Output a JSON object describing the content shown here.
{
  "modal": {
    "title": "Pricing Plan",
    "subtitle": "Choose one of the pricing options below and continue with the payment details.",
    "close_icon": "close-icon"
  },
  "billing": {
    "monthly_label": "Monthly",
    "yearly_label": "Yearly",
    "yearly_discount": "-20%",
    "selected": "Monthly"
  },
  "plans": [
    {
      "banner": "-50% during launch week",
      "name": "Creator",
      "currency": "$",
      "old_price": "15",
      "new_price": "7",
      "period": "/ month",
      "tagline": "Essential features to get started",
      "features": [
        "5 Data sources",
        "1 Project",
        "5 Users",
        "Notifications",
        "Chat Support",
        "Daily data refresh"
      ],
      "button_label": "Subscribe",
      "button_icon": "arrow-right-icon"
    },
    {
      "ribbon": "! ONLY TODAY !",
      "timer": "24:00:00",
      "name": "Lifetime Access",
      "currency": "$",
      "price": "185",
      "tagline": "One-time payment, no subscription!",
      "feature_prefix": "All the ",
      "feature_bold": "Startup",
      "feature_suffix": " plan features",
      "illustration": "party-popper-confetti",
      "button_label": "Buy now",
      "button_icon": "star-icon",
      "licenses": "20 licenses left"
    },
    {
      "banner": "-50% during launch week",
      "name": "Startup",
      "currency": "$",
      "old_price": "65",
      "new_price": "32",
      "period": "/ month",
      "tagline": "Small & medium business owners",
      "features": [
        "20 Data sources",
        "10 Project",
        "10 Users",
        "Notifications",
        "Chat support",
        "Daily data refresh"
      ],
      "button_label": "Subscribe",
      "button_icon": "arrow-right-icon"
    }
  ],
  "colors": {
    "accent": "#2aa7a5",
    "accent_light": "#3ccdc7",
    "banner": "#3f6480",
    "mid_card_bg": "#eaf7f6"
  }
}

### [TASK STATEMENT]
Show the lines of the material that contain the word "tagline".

### [TASK RESULT]
      "tagline": "Essential features to get started",
      "tagline": "One-time payment, no subscription!",
      "tagline": "Small & medium business owners",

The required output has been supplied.